The bindi today is a fashion statement. Apparently, one that is sweeping the West, judging by the number of young performers sporting bindis on music channels. The bindi is an adornment that lights up your face and gives it a focal point. Bindi, on the beloved's forehead is supposed to mesmerise her lover. Poets, through ages have composed couplets on the beautiful bindiya of the damsel. The bindi still attracts a lot of attention, as it is the first thing that catches our eye. This little dot has always received a place of importance in Indian customs. The bindi carries with it a wealth of meaning and is an on-going link with a very ancient tradition and past.
A little more about KUMKUM
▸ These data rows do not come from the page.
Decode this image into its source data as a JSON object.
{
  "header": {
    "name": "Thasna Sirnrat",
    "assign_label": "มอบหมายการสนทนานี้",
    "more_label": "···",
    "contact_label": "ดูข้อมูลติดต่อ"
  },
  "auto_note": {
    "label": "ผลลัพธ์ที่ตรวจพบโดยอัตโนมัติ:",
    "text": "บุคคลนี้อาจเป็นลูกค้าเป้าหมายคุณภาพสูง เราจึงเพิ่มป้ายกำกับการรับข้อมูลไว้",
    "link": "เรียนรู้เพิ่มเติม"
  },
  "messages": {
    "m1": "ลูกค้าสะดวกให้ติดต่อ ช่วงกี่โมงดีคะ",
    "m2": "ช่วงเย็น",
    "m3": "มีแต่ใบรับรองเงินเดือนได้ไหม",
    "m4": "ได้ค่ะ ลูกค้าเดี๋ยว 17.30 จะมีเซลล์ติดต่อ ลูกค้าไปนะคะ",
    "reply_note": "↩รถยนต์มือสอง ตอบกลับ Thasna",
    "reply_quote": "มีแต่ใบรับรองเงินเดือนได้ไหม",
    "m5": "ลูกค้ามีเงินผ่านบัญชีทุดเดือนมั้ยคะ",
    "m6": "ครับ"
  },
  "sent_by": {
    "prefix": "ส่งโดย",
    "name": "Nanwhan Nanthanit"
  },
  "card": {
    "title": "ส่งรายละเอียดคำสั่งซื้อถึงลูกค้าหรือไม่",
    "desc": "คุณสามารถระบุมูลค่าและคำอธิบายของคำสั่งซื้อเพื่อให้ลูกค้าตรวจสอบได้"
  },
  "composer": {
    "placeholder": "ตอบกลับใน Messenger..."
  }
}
Kumkum attains special importance in temples dedicated to Shakti, Lakshmi and in other Vaishnavite temples. Kumkum is of special significance of Fridays and special occasions. The little red kumkum has a long and ancient tradition. A silent watcher, the kumkum has travelled through our 5000-year-old culture. Our religious texts, scriptures, myths and epics mention the kumkum. Radha turned the kumkum into a flame- like design on her forehead, it is said. Draupadi, in despair and disillusion, wiped the kumkum off her forehead on that dark day at Hastinapur. The practice of using kumkum on foreheads is mentioned in many ancient texts - the Puranas, Lalitha Sahasranamam, Soundarya Lahhari to name a few.
In the old days, materials like chandhanam, aguru, kasturi, kumkum and sindoor were used to make the tika. Women also ground saffron together with the kusumbha flower to create a paste to use on their foreheads.
Kumkum and sindoor are of two different materials. Kumkum is made of red turmeric. Sindoor, worn on the centre parting of the hair, is used in certain parts of the country. Red in colour, it is made of zinc oxide.
Both sindoor and kumkum are auspicious. Both stand for good fortune and signs of "Soubhagya" in the case of a married woman. Men wore the mystic central vermilion dot as a mark of spiritual intelligence. The forehead dot known as the "urna" is found on the 2nd and 3rd century AD sculptures of Lord Buddha. Today, most men wear kumkum specifically during worship or religious ceremonies.
The kumkum, apart from being an auspicious adornment, also played the role of a silent communicator in the old days. Women who had lost their husbands did not wear kumkum. If there was a death in the family, women did not wear kumkum. Many married women would use turmeric as a substitute merely to indicate, not widowhood, but a state of mourning in the family.